(Directions): The entries must be restated exactly as written.

[Saved entries]
Segment Open
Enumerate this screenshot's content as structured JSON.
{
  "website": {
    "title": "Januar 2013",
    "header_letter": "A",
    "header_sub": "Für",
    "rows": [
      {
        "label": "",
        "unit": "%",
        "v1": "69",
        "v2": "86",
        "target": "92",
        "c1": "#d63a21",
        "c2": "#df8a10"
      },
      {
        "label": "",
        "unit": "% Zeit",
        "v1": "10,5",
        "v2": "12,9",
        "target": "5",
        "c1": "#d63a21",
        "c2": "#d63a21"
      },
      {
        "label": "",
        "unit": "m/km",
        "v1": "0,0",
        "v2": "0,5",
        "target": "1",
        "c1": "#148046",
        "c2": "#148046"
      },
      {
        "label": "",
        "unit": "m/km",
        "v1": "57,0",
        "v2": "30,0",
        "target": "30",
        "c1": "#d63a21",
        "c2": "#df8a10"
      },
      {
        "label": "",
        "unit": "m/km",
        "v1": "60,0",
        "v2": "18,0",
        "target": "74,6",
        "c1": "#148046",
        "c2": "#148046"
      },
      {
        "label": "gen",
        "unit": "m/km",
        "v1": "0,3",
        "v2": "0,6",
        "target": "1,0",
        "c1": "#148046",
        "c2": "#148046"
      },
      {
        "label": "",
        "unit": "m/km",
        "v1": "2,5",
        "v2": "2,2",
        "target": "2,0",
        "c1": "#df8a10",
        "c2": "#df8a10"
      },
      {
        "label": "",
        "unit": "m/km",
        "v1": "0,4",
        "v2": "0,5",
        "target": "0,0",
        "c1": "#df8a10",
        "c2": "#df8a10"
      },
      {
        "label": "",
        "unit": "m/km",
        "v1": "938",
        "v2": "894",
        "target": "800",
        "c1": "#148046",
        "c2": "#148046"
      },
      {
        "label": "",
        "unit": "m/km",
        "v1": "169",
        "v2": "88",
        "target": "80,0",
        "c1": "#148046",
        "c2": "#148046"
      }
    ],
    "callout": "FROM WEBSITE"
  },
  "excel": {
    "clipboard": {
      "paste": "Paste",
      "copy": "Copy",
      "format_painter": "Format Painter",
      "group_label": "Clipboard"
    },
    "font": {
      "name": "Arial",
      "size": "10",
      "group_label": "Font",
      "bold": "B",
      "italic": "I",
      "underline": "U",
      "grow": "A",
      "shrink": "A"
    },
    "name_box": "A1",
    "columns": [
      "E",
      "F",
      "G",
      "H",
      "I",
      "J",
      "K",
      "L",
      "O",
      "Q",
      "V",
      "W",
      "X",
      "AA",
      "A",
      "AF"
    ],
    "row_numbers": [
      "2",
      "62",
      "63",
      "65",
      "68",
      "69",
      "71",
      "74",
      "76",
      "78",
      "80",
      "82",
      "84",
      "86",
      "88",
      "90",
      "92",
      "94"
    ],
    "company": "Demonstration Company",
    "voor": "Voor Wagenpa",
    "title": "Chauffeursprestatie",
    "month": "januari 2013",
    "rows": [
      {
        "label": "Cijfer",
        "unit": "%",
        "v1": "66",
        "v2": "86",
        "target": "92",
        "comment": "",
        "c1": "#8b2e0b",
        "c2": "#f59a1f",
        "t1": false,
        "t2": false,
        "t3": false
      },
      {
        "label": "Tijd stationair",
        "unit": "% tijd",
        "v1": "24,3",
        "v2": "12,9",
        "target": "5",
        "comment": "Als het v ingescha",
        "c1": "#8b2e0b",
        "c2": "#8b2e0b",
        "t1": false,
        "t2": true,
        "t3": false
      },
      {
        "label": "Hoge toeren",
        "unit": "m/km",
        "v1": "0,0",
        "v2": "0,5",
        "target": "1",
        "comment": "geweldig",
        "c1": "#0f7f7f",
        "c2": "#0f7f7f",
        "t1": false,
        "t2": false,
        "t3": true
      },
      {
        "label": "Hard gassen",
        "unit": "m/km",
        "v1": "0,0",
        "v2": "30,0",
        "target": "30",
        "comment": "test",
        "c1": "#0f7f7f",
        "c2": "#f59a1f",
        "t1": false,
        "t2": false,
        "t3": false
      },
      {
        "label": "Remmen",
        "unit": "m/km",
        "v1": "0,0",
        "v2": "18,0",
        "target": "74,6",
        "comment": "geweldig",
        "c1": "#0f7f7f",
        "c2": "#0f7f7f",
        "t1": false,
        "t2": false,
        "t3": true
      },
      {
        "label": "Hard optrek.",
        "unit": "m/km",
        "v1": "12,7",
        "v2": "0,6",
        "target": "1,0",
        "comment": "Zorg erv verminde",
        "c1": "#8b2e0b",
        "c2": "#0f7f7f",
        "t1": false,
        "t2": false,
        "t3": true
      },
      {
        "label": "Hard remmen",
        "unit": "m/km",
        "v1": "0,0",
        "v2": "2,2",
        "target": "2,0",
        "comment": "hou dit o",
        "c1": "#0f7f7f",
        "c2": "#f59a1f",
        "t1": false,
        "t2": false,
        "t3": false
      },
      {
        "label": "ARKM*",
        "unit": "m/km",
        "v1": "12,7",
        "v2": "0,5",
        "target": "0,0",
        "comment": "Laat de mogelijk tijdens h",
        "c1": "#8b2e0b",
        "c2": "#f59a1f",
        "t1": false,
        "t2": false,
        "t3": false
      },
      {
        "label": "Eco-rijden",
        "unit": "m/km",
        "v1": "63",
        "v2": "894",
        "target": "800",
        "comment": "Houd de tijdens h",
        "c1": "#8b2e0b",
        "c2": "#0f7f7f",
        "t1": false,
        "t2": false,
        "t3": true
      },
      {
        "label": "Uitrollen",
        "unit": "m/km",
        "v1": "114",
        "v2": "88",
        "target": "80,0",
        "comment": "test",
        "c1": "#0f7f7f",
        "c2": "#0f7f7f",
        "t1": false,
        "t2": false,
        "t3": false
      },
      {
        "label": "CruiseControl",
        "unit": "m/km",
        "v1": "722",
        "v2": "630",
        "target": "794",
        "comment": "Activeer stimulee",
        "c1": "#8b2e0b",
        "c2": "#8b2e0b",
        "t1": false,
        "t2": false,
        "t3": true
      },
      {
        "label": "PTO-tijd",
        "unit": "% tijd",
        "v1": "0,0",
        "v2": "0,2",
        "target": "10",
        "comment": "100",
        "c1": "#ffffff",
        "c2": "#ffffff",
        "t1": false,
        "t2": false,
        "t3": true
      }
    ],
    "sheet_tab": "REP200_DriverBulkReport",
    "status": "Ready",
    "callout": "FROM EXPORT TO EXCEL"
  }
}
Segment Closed
(Result of this exercise):
Enumerate this screenshot's content as structured JSON.
{
  "website": {
    "title": "Januar 2013",
    "header_letter": "A",
    "header_sub": "Für",
    "rows": [
      {
        "label": "",
        "unit": "%",
        "v1": "69",
        "v2": "86",
        "target": "92",
        "c1": "#d63a21",
        "c2": "#df8a10"
      },
      {
        "label": "",
        "unit": "% Zeit",
        "v1": "10,5",
        "v2": "12,9",
        "target": "5",
        "c1": "#d63a21",
        "c2": "#d63a21"
      },
      {
        "label": "",
        "unit": "m/km",
        "v1": "0,0",
        "v2": "0,5",
        "target": "1",
        "c1": "#148046",
        "c2": "#148046"
      },
      {
        "label": "",
        "unit": "m/km",
        "v1": "57,0",
        "v2": "30,0",
        "target": "30",
        "c1": "#d63a21",
        "c2": "#df8a10"
      },
      {
        "label": "",
        "unit": "m/km",
        "v1": "60,0",
        "v2": "18,0",
        "target": "74,6",
        "c1": "#148046",
        "c2": "#148046"
      },
      {
        "label": "gen",
        "unit": "m/km",
        "v1": "0,3",
        "v2": "0,6",
        "target": "1,0",
        "c1": "#148046",
        "c2": "#148046"
      },
      {
        "label": "",
        "unit": "m/km",
        "v1": "2,5",
        "v2": "2,2",
        "target": "2,0",
        "c1": "#df8a10",
        "c2": "#df8a10"
      },
      {
        "label": "",
        "unit": "m/km",
        "v1": "0,4",
        "v2": "0,5",
        "target": "0,0",
        "c1": "#df8a10",
        "c2": "#df8a10"
      },
      {
        "label": "",
        "unit": "m/km",
        "v1": "938",
        "v2": "894",
        "target": "800",
        "c1": "#148046",
        "c2": "#148046"
      },
      {
        "label": "",
        "unit": "m/km",
        "v1": "169",
        "v2": "88",
        "target": "80,0",
        "c1": "#148046",
        "c2": "#148046"
      }
    ],
    "callout": "FROM WEBSITE"
  },
  "excel": {
    "clipboard": {
      "paste": "Paste",
      "copy": "Copy",
      "format_painter": "Format Painter",
      "group_label": "Clipboard"
    },
    "font": {
      "name": "Arial",
      "size": "10",
      "group_label": "Font",
      "bold": "B",
      "italic": "I",
      "underline": "U",
      "grow": "A",
      "shrink": "A"
    },
    "name_box": "A1",
    "columns": [
      "E",
      "F",
      "G",
      "H",
      "I",
      "J",
      "K",
      "L",
      "O",
      "Q",
      "V",
      "W",
      "X",
      "AA",
      "A",
      "AF"
    ],
    "row_numbers": [
      "2",
      "62",
      "63",
      "65",
      "68",
      "69",
      "71",
      "74",
      "76",
      "78",
      "80",
      "82",
      "84",
      "86",
      "88",
      "90",
      "92",
      "94"
    ],
    "company": "Demonstration Company",
    "voor": "Voor Wagenpa",
    "title": "Chauffeursprestatie",
    "month": "januari 2013",
    "rows": [
      {
        "label": "Cijfer",
        "unit": "%",
        "v1": "66",
        "v2": "86",
        "target": "92",
        "comment": "",
        "c1": "#8b2e0b",
        "c2": "#f59a1f",
        "t1": false,
        "t2": false,
        "t3": false
      },
      {
        "label": "Tijd stationair",
        "unit": "% tijd",
        "v1": "24,3",
        "v2": "12,9",
        "target": "5",
        "comment": "Als het v ingescha",
        "c1": "#8b2e0b",
        "c2": "#8b2e0b",
        "t1": false,
        "t2": true,
        "t3": false
      },
      {
        "label": "Hoge toeren",
        "unit": "m/km",
        "v1": "0,0",
        "v2": "0,5",
        "target": "1",
        "comment": "geweldig",
        "c1": "#0f7f7f",
        "c2": "#0f7f7f",
        "t1": false,
        "t2": false,
        "t3": true
      },
      {
        "label": "Hard gassen",
        "unit": "m/km",
        "v1": "0,0",
        "v2": "30,0",
        "target": "30",
        "comment": "test",
        "c1": "#0f7f7f",
        "c2": "#f59a1f",
        "t1": false,
        "t2": false,
        "t3": false
      },
      {
        "label": "Remmen",
        "unit": "m/km",
        "v1": "0,0",
        "v2": "18,0",
        "target": "74,6",
        "comment": "geweldig",
        "c1": "#0f7f7f",
        "c2": "#0f7f7f",
        "t1": false,
        "t2": false,
        "t3": true
      },
      {
        "label": "Hard optrek.",
        "unit": "m/km",
        "v1": "12,7",
        "v2": "0,6",
        "target": "1,0",
        "comment": "Zorg erv verminde",
        "c1": "#8b2e0b",
        "c2": "#0f7f7f",
        "t1": false,
        "t2": false,
        "t3": true
      },
      {
        "label": "Hard remmen",
        "unit": "m/km",
        "v1": "0,0",
        "v2": "2,2",
        "target": "2,0",
        "comment": "hou dit o",
        "c1": "#0f7f7f",
        "c2": "#f59a1f",
        "t1": false,
        "t2": false,
        "t3": false
      },
      {
        "label": "ARKM*",
        "unit": "m/km",
        "v1": "12,7",
        "v2": "0,5",
        "target": "0,0",
        "comment": "Laat de mogelijk tijdens h",
        "c1": "#8b2e0b",
        "c2": "#f59a1f",
        "t1": false,
        "t2": false,
        "t3": false
      },
      {
        "label": "Eco-rijden",
        "unit": "m/km",
        "v1": "63",
        "v2": "894",
        "target": "800",
        "comment": "Houd de tijdens h",
        "c1": "#8b2e0b",
        "c2": "#0f7f7f",
        "t1": false,
        "t2": false,
        "t3": true
      },
      {
        "label": "Uitrollen",
        "unit": "m/km",
        "v1": "114",
        "v2": "88",
        "target": "80,0",
        "comment": "test",
        "c1": "#0f7f7f",
        "c2": "#0f7f7f",
        "t1": false,
        "t2": false,
        "t3": false
      },
      {
        "label": "CruiseControl",
        "unit": "m/km",
        "v1": "722",
        "v2": "630",
        "target": "794",
        "comment": "Activeer stimulee",
        "c1": "#8b2e0b",
        "c2": "#8b2e0b",
        "t1": false,
        "t2": false,
        "t3": true
      },
      {
        "label": "PTO-tijd",
        "unit": "% tijd",
        "v1": "0,0",
        "v2": "0,2",
        "target": "10",
        "comment": "100",
        "c1": "#ffffff",
        "c2": "#ffffff",
        "t1": false,
        "t2": false,
        "t3": true
      }
    ],
    "sheet_tab": "REP200_DriverBulkReport",
    "status": "Ready",
    "callout": "FROM EXPORT TO EXCEL"
  }
}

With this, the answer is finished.